Last year Sheldon Adelson, big boss at Las Vegas Sands, decided that he would fight online gaming instead of welcoming it into his casino business. He’s so against online gaming that he’s now crusading to stop it.
Adelson is preparing a public campaign to portray online gambling as a danger to children, the poor and others who could be exploited by easy access to Internet betting.
I think it’s a strange use of money to fight against the industry that made Sheldon Adelson billions, but what do I know. Like many other casino operators Las Vegas Sands (The Venetian, The Palazzo, etc.) has been positioning itself as a landlord more than a casino operator. Fighting online gaming simply looks as if it’s another way for Adelson to shake the “stigma” of being seen as just a casino guy.

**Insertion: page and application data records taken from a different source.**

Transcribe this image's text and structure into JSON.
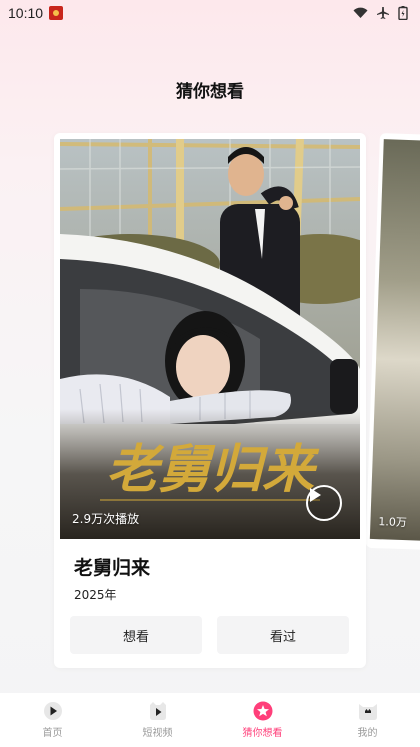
{
  "status_bar": {
    "time": "10:10",
    "icons": [
      "app-notification-icon",
      "wifi-icon",
      "airplane-mode-icon",
      "battery-icon"
    ]
  },
  "page": {
    "title": "猜你想看"
  },
  "current_card": {
    "title": "老舅归来",
    "year": "2025年",
    "play_count": "2.9万次播放",
    "want_button": "想看",
    "seen_button": "看过"
  },
  "next_card": {
    "play_count": "1.0万"
  },
  "bottom_nav": {
    "items": [
      {
        "label": "首页",
        "icon": "home-play-icon",
        "active": false
      },
      {
        "label": "短视频",
        "icon": "short-video-icon",
        "active": false
      },
      {
        "label": "猜你想看",
        "icon": "guess-flower-icon",
        "active": true
      },
      {
        "label": "我的",
        "icon": "cat-profile-icon",
        "active": false
      }
    ]
  },
  "colors": {
    "accent": "#ff3f7a",
    "card_bg": "#ffffff",
    "button_bg": "#f4f4f5"
  }
}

I find it interesting that Las Vegas Sands keeps Cantor Gaming as the sportsbook operator at The Venetian and The Palazzo. While those are fantastic physical sportsbooks you are encouraged by Cantor Gaming to sign up for a mobile account where you can bet on games anywhere in Nevada.
Since its inception Cantor Gaming has been on the forefront of moving sports betting with cutting edge technology. Ultimately they’d like you to be able to bet on games anywhere that its legal. Additionally you can use a Cantor mobile device to play traditional casino games on property. This isn’t a battery operated game. This is online gambling supported by Las Vegas Sands.

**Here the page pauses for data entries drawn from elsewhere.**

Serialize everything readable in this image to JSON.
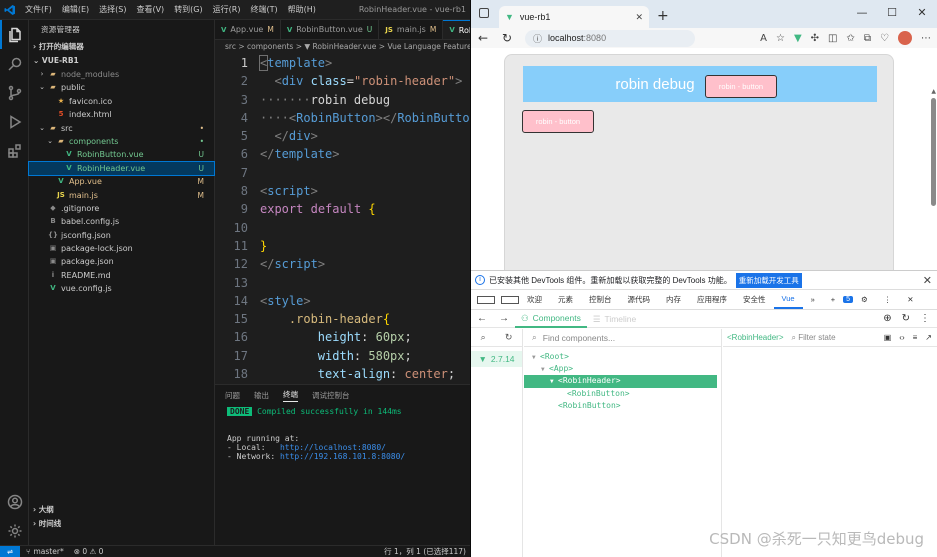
{
  "vscode": {
    "window_title": "RobinHeader.vue - vue-rb1",
    "menu": [
      "文件(F)",
      "编辑(E)",
      "选择(S)",
      "查看(V)",
      "转到(G)",
      "运行(R)",
      "终端(T)",
      "帮助(H)"
    ],
    "sidebar": {
      "title": "资源管理器",
      "open_editors": "打开的编辑器",
      "project": "VUE-RB1",
      "tree": [
        {
          "label": "node_modules",
          "icon": "",
          "type": "folder-closed",
          "indent": 1,
          "dim": true,
          "badge": ""
        },
        {
          "label": "public",
          "icon": "",
          "type": "folder-open",
          "indent": 1,
          "badge": ""
        },
        {
          "label": "favicon.ico",
          "icon": "★",
          "type": "file",
          "indent": 2,
          "badge": ""
        },
        {
          "label": "index.html",
          "icon": "5",
          "type": "file",
          "indent": 2,
          "badge": ""
        },
        {
          "label": "src",
          "icon": "",
          "type": "folder-open",
          "indent": 1,
          "badge": "•"
        },
        {
          "label": "components",
          "icon": "",
          "type": "folder-open",
          "indent": 2,
          "badge": "•",
          "color": "u"
        },
        {
          "label": "RobinButton.vue",
          "icon": "V",
          "type": "file",
          "indent": 3,
          "badge": "U",
          "color": "u"
        },
        {
          "label": "RobinHeader.vue",
          "icon": "V",
          "type": "file",
          "indent": 3,
          "badge": "U",
          "color": "u",
          "selected": true
        },
        {
          "label": "App.vue",
          "icon": "V",
          "type": "file",
          "indent": 2,
          "badge": "M",
          "color": "m"
        },
        {
          "label": "main.js",
          "icon": "JS",
          "type": "file",
          "indent": 2,
          "badge": "M",
          "color": "m"
        },
        {
          "label": ".gitignore",
          "icon": "◆",
          "type": "file",
          "indent": 1,
          "badge": ""
        },
        {
          "label": "babel.config.js",
          "icon": "B",
          "type": "file",
          "indent": 1,
          "badge": ""
        },
        {
          "label": "jsconfig.json",
          "icon": "{}",
          "type": "file",
          "indent": 1,
          "badge": ""
        },
        {
          "label": "package-lock.json",
          "icon": "▣",
          "type": "file",
          "indent": 1,
          "badge": ""
        },
        {
          "label": "package.json",
          "icon": "▣",
          "type": "file",
          "indent": 1,
          "badge": ""
        },
        {
          "label": "README.md",
          "icon": "i",
          "type": "file",
          "indent": 1,
          "badge": ""
        },
        {
          "label": "vue.config.js",
          "icon": "V",
          "type": "file",
          "indent": 1,
          "badge": ""
        }
      ],
      "outline": "大纲",
      "timeline": "时间线"
    },
    "tabs": [
      {
        "icon": "V",
        "label": "App.vue",
        "badge": "M",
        "active": false
      },
      {
        "icon": "V",
        "label": "RobinButton.vue",
        "badge": "U",
        "active": false
      },
      {
        "icon": "JS",
        "label": "main.js",
        "badge": "M",
        "active": false
      },
      {
        "icon": "V",
        "label": "RobinHeader.vue",
        "badge": "U",
        "active": true
      }
    ],
    "breadcrumb": "src > components > ▼ RobinHeader.vue > Vue Language Features (",
    "panel_tabs": [
      "问题",
      "输出",
      "终端",
      "调试控制台"
    ],
    "panel_active": "终端",
    "terminal": {
      "done": "DONE",
      "compiled": "Compiled successfully in 144ms",
      "running": "App running at:",
      "local_label": "- Local:   ",
      "local_url": "http://localhost:8080/",
      "network_label": "- Network: ",
      "network_url": "http://192.168.101.8:8080/"
    },
    "status": {
      "branch": "master*",
      "problems": "⊗ 0  ⚠ 0",
      "cursor": "行 1，列 1 (已选择117)"
    }
  },
  "browser": {
    "tab_title": "vue-rb1",
    "url_host": "localhost",
    "url_port": ":8080",
    "page": {
      "header_text": "robin debug",
      "button_label_header": "robin - button",
      "button_label_standalone": "robin - button",
      "header_color": "#87cefa",
      "button_color": "#ffc0cb"
    },
    "devtools": {
      "info": "已安装其他 DevTools 组件。重新加载以获取完整的 DevTools 功能。",
      "reload_btn": "重新加载开发工具",
      "tabs": [
        "欢迎",
        "元素",
        "控制台",
        "源代码",
        "内存",
        "应用程序",
        "安全性",
        "Vue"
      ],
      "active_tab": "Vue",
      "badge": "5",
      "vue": {
        "components_tab": "Components",
        "timeline_tab": "Timeline",
        "version": "2.7.14",
        "find_placeholder": "Find components...",
        "selected_component": "<RobinHeader>",
        "filter_placeholder": "Filter state",
        "tree": [
          {
            "label": "<Root>",
            "depth": 0,
            "arrow": "▼"
          },
          {
            "label": "<App>",
            "depth": 1,
            "arrow": "▼"
          },
          {
            "label": "<RobinHeader>",
            "depth": 2,
            "arrow": "▼",
            "selected": true
          },
          {
            "label": "<RobinButton>",
            "depth": 3,
            "arrow": ""
          },
          {
            "label": "<RobinButton>",
            "depth": 2,
            "arrow": ""
          }
        ]
      }
    }
  },
  "watermark": "CSDN @杀死一只知更鸟debug"
}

Cantor Gaming sounds like a company Sheldon Adelson should be fighting, not embracing.
Lagasse’s Stadium at the Palazzo and the traditional sportsbook The Venetian are my two favorite sportsbooks in Vegas. I don’t want to see them go away.
Back to the beginning of this discussion: Until Adelson removes Cantor Gaming from operating on his properties it’s difficult to take his fight against online gaming seriously.
Photo: The Week